**WORK ORDER:**
Filter out every line below that lacks "label", and copy the rest.

======== DATA FOR THIS EXERCISE ========

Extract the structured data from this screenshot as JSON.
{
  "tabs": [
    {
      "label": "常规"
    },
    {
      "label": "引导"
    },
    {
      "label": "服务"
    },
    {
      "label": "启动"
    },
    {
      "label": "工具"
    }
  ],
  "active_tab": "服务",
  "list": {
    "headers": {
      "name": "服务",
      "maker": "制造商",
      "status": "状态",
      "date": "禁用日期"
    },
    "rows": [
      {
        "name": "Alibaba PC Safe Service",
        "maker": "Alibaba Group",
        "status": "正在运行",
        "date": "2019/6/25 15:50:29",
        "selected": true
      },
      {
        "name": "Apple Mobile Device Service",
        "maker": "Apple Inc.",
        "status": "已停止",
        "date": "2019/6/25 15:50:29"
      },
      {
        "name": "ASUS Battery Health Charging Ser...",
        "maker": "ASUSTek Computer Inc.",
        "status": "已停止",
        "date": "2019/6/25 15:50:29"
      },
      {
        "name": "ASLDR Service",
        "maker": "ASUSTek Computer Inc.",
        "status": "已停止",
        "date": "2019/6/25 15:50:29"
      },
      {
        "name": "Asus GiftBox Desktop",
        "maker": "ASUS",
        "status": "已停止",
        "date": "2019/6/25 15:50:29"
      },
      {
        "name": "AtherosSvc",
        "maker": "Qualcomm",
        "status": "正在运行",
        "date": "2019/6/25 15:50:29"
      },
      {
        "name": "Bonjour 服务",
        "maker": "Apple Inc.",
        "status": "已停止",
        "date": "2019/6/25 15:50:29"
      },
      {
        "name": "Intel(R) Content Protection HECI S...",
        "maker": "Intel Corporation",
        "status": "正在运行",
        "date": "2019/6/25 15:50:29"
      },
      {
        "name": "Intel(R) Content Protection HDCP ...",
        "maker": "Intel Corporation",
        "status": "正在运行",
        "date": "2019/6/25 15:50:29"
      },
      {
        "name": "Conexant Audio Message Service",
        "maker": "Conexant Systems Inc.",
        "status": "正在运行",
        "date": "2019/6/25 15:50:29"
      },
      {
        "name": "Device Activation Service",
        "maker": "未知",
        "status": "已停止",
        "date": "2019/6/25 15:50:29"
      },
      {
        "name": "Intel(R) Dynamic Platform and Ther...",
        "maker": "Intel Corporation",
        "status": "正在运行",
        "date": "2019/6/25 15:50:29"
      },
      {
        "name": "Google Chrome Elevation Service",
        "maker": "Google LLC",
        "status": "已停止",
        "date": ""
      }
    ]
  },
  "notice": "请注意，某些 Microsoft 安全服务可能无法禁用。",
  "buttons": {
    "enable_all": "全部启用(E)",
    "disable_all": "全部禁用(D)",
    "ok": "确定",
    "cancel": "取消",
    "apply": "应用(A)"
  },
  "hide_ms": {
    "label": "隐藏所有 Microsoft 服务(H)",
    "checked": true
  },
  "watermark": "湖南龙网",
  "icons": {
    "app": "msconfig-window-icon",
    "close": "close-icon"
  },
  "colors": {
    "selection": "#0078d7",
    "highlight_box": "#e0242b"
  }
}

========

**SOLVED PROBLEM:**
      "label": "常规"
      "label": "引导"
      "label": "服务"
      "label": "启动"
      "label": "工具"
    "label": "隐藏所有 Microsoft 服务(H)",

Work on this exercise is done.